YOUR ASSIGNMENT → Where in the data below does the word "checkbox" appear? Copy every line that has it.

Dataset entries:
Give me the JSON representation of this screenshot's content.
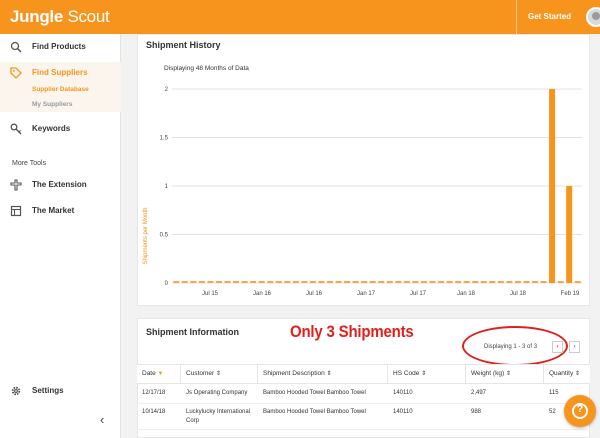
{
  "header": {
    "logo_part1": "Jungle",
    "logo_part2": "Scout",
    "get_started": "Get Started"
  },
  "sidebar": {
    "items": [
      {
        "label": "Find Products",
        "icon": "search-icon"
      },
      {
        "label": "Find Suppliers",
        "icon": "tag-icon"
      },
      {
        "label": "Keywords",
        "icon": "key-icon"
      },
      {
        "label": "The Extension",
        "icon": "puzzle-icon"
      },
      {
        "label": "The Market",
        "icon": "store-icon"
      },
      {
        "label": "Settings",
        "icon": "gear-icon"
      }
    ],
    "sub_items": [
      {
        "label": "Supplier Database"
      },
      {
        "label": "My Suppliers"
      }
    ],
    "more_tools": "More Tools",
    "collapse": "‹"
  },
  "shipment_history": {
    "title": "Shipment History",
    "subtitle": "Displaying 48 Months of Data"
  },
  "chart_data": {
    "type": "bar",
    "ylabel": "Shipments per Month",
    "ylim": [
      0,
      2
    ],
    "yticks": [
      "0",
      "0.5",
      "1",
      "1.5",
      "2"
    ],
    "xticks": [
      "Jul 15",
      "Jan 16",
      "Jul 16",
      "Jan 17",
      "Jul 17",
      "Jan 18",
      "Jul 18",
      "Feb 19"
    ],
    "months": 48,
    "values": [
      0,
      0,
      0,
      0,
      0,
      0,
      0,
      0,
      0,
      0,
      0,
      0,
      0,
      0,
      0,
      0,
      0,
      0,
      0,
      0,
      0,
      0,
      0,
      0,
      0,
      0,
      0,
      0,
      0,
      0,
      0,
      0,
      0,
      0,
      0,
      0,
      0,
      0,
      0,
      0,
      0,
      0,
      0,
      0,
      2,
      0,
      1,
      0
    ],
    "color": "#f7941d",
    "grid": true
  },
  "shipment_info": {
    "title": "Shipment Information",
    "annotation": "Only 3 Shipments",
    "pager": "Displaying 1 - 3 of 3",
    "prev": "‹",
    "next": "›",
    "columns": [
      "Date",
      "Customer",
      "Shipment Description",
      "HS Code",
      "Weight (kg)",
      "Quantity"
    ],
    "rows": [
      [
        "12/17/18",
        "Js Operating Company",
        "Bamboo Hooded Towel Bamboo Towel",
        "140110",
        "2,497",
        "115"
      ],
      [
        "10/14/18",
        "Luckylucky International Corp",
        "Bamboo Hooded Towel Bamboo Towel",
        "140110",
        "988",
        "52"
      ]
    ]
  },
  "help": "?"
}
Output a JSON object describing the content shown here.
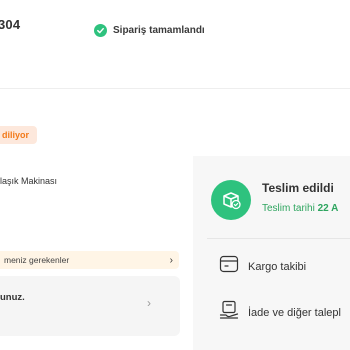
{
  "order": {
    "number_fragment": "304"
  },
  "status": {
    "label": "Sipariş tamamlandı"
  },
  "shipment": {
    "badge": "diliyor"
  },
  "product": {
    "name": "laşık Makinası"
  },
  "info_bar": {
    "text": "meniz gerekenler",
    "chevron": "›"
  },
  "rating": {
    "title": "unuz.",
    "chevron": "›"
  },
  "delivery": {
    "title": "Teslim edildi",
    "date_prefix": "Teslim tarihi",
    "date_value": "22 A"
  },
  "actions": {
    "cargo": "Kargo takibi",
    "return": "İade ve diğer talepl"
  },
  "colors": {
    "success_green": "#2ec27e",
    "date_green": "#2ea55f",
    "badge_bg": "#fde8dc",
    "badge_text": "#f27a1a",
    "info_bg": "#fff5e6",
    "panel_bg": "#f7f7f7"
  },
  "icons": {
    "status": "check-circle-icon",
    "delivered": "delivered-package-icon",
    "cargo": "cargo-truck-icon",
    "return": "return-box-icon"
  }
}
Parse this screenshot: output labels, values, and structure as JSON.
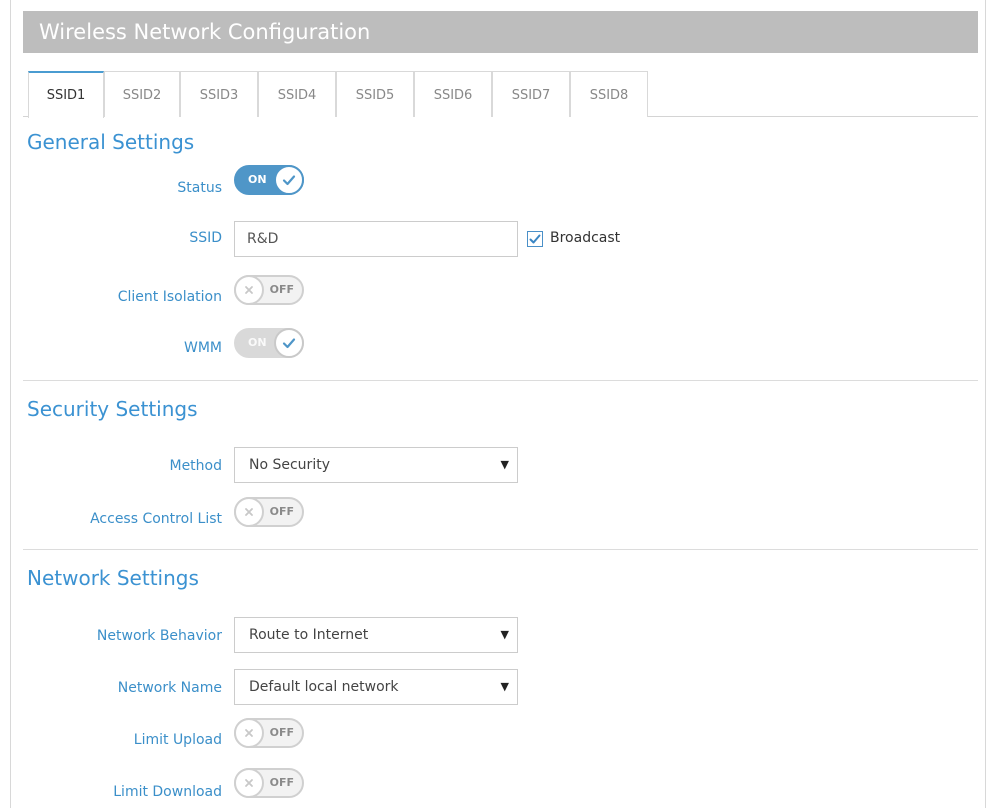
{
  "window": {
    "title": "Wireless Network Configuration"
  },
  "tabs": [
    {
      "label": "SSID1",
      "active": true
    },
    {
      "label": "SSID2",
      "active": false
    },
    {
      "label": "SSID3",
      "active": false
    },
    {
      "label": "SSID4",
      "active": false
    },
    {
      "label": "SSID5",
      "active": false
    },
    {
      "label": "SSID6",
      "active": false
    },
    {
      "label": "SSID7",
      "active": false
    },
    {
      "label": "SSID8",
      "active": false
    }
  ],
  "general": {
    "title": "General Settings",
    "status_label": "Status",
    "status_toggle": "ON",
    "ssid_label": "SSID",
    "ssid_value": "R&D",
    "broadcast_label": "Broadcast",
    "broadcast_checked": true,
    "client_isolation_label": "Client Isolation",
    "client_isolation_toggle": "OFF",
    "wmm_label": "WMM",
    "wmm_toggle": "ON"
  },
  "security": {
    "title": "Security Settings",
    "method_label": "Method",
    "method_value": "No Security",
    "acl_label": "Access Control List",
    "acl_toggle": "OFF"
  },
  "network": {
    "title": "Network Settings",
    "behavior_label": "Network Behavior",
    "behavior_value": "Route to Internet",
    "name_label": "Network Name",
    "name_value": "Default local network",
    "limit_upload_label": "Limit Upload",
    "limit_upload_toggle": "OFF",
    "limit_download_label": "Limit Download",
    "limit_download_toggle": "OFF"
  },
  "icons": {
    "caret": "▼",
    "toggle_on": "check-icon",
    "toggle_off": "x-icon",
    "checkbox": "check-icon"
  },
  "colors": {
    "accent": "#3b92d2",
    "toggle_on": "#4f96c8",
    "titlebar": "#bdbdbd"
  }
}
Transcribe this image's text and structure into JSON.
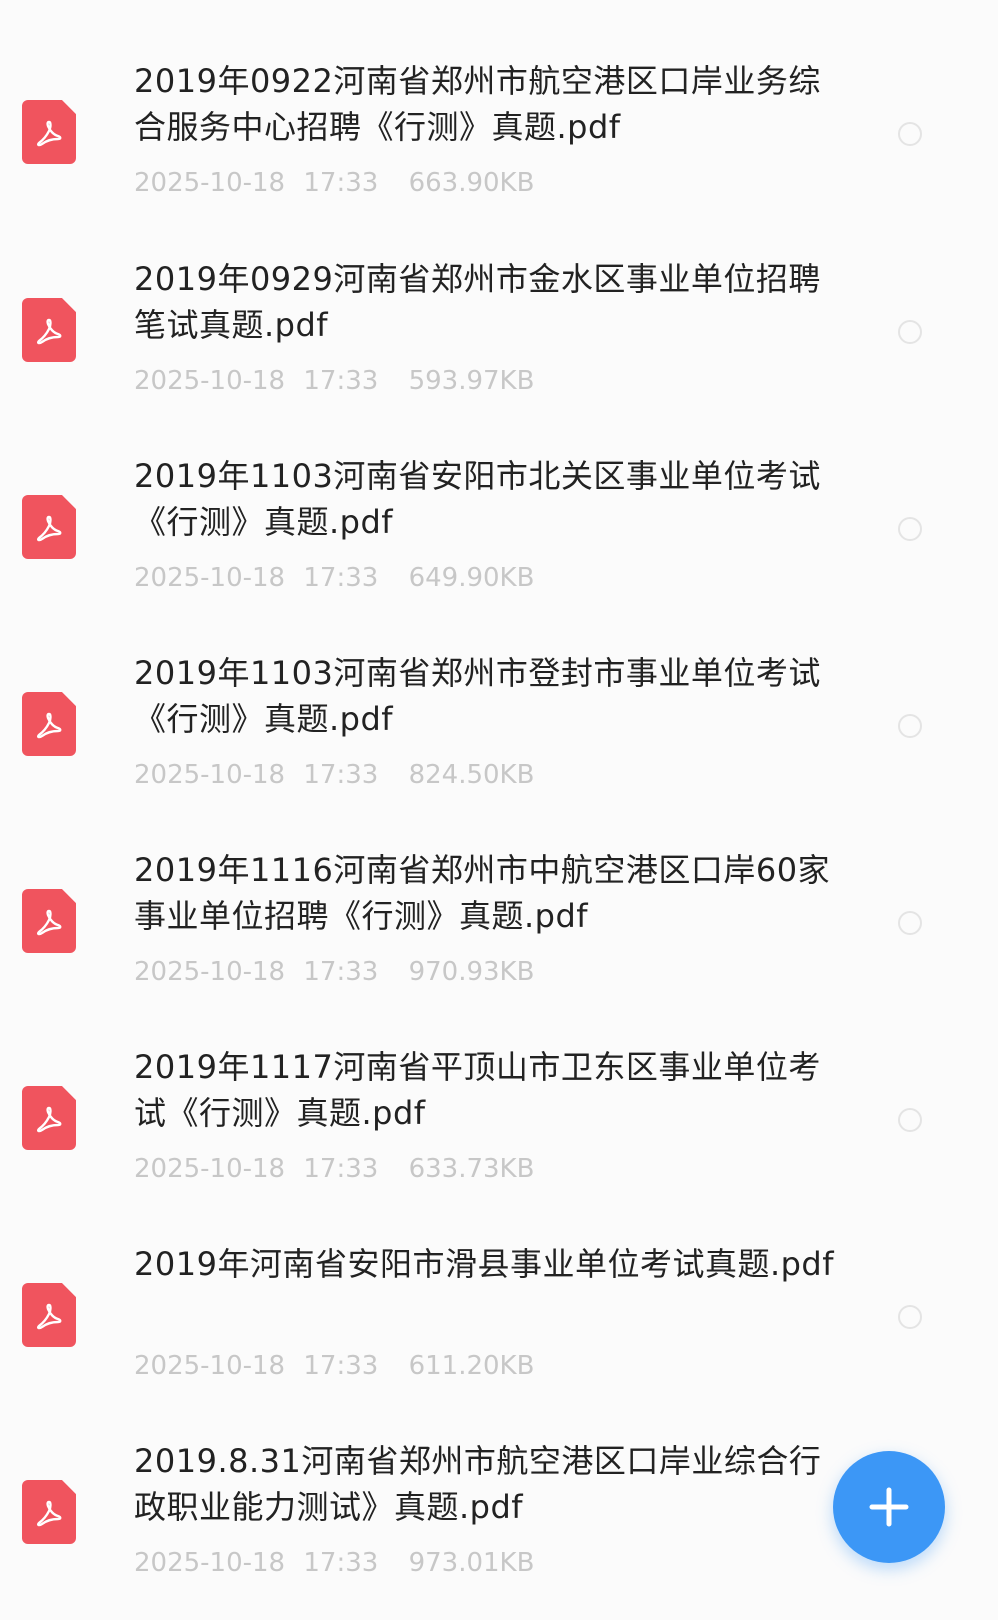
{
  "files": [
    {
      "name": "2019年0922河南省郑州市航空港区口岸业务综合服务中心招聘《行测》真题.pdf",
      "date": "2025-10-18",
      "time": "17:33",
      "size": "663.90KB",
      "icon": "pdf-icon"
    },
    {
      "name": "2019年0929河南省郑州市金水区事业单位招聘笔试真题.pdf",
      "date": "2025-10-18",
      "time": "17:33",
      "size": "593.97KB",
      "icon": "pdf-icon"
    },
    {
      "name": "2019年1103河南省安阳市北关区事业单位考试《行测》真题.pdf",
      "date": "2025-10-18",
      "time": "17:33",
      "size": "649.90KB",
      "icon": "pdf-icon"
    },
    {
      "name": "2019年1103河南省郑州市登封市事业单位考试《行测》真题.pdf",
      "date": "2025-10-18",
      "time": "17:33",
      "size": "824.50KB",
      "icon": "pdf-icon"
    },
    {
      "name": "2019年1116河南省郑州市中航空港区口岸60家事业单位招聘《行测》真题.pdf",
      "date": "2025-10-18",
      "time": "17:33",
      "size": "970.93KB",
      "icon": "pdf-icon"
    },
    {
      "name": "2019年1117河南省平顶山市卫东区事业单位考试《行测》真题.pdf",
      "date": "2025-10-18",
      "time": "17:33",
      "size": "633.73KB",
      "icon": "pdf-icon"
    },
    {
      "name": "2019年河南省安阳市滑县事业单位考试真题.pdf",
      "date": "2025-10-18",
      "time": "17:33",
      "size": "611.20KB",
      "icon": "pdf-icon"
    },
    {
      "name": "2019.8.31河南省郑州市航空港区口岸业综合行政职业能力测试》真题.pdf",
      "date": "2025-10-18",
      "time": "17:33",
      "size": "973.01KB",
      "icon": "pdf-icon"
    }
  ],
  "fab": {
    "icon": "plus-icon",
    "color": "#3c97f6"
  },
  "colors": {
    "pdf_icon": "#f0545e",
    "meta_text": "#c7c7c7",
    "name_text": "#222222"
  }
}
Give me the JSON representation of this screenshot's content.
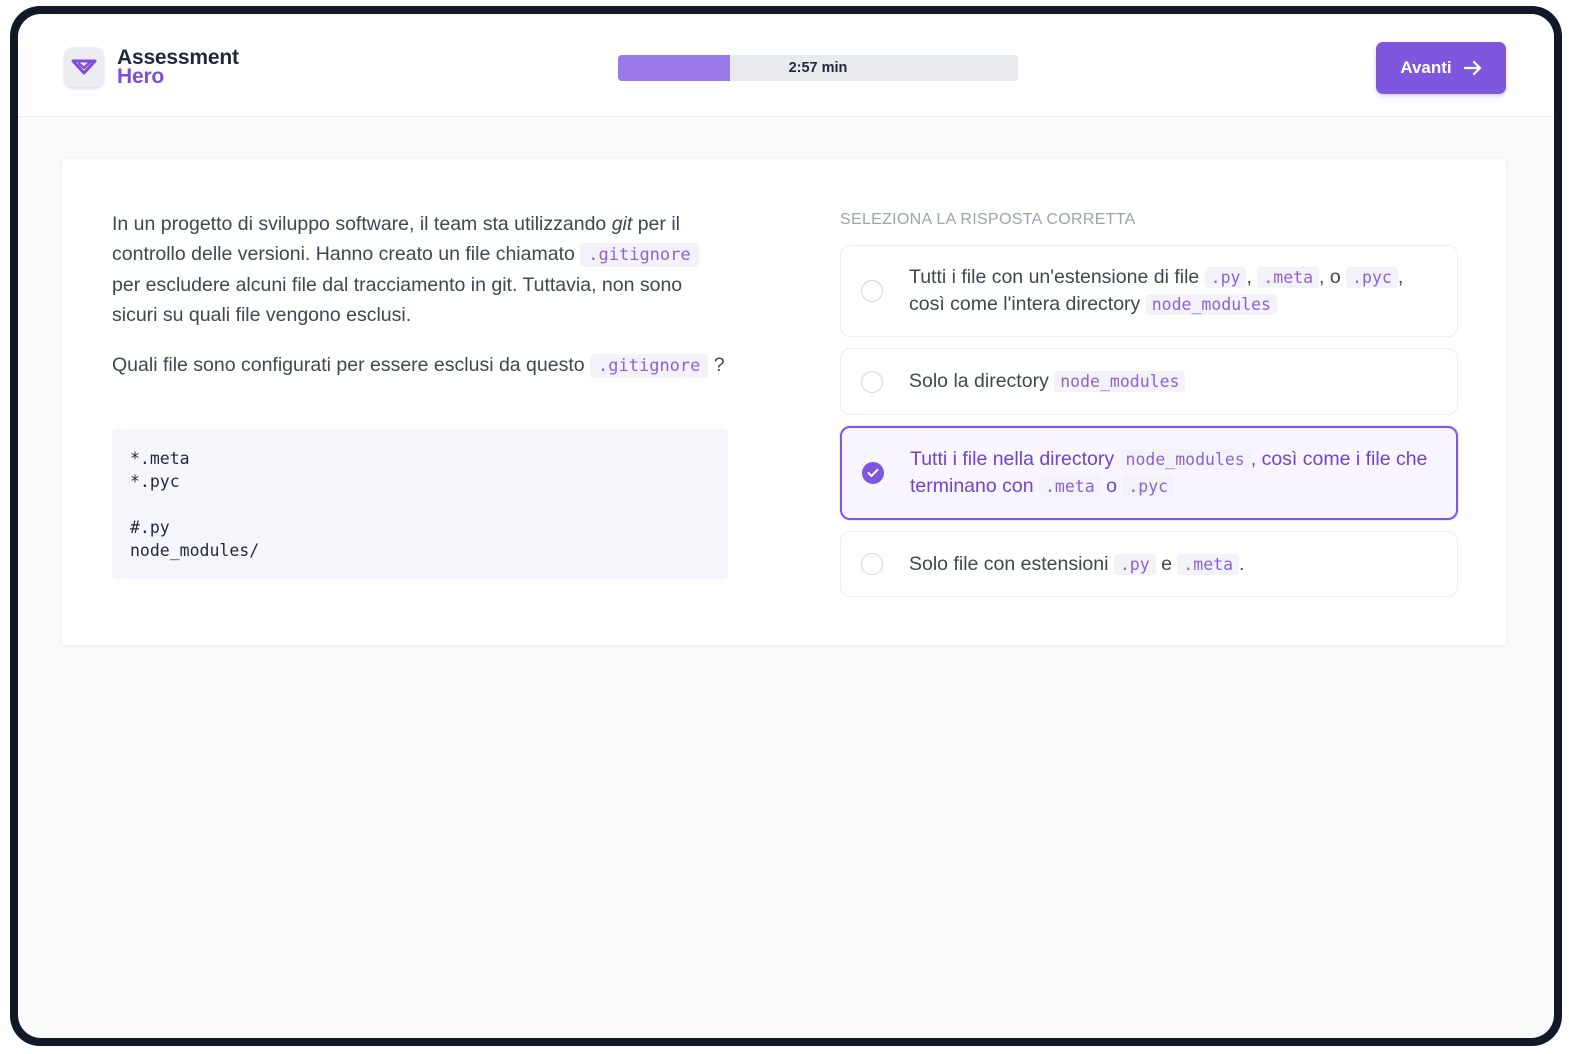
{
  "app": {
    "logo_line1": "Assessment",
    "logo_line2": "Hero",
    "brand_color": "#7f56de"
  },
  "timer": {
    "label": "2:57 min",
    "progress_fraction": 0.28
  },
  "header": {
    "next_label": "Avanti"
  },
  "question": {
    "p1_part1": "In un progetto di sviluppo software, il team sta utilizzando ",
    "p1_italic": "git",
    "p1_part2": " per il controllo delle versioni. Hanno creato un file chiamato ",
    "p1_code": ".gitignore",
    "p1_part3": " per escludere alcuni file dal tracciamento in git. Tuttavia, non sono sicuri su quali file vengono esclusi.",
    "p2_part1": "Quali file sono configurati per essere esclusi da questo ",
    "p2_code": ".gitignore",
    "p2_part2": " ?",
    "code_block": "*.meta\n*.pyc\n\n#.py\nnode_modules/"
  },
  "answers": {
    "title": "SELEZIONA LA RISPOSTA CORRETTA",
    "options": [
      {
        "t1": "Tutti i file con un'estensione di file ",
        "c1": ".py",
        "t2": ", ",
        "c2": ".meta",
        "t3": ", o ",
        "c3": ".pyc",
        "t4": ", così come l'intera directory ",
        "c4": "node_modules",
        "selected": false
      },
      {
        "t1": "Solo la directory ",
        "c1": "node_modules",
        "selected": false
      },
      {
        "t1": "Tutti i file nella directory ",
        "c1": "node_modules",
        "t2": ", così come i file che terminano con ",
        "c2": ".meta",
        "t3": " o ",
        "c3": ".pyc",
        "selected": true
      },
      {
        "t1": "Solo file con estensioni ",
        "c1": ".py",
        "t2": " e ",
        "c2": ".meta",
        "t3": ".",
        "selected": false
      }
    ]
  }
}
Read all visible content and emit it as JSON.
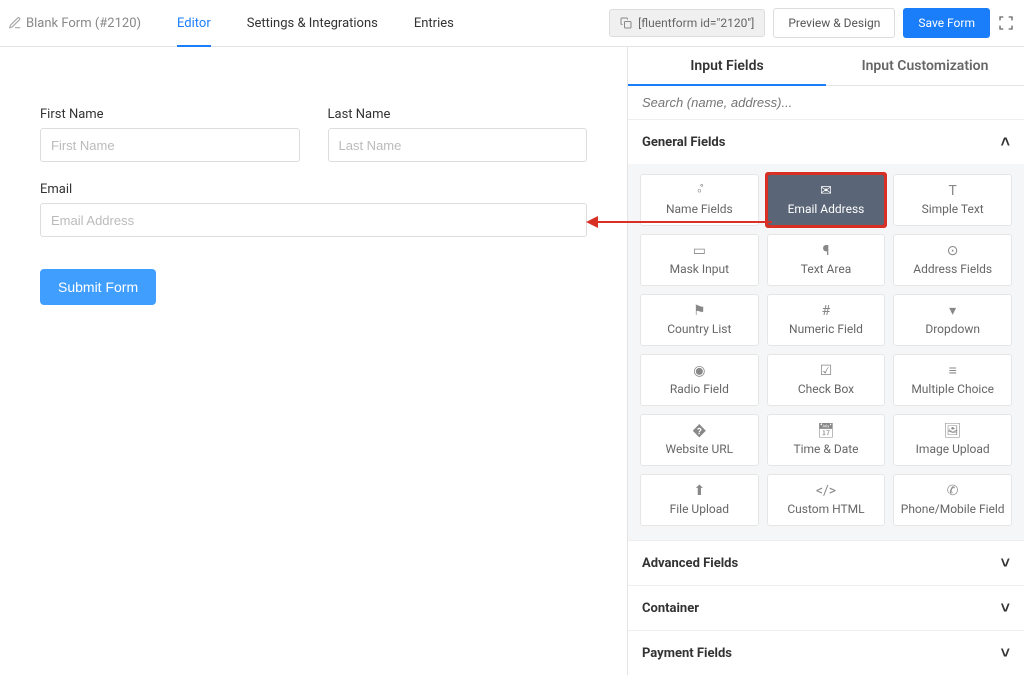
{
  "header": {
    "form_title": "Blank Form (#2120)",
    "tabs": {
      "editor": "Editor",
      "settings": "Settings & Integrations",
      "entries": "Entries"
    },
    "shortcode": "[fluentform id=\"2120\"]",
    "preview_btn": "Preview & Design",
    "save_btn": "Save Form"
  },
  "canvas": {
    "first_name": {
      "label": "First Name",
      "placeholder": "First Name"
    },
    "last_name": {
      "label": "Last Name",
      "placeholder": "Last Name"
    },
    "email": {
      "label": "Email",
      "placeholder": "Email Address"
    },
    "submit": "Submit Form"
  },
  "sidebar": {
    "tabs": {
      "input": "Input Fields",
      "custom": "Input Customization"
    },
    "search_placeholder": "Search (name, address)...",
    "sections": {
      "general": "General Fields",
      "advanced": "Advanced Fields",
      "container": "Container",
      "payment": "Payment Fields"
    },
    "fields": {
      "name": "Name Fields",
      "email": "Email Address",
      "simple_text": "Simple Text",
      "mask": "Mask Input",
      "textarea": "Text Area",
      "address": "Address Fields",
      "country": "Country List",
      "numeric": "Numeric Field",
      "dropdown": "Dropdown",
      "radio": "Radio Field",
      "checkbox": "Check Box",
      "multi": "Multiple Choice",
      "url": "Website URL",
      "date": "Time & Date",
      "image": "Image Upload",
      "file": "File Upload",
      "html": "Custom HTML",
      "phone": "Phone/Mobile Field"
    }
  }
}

SOLUTION TO THIS TASK →
    "checkbox": "check-icon"
      "checkbox": "Check Box",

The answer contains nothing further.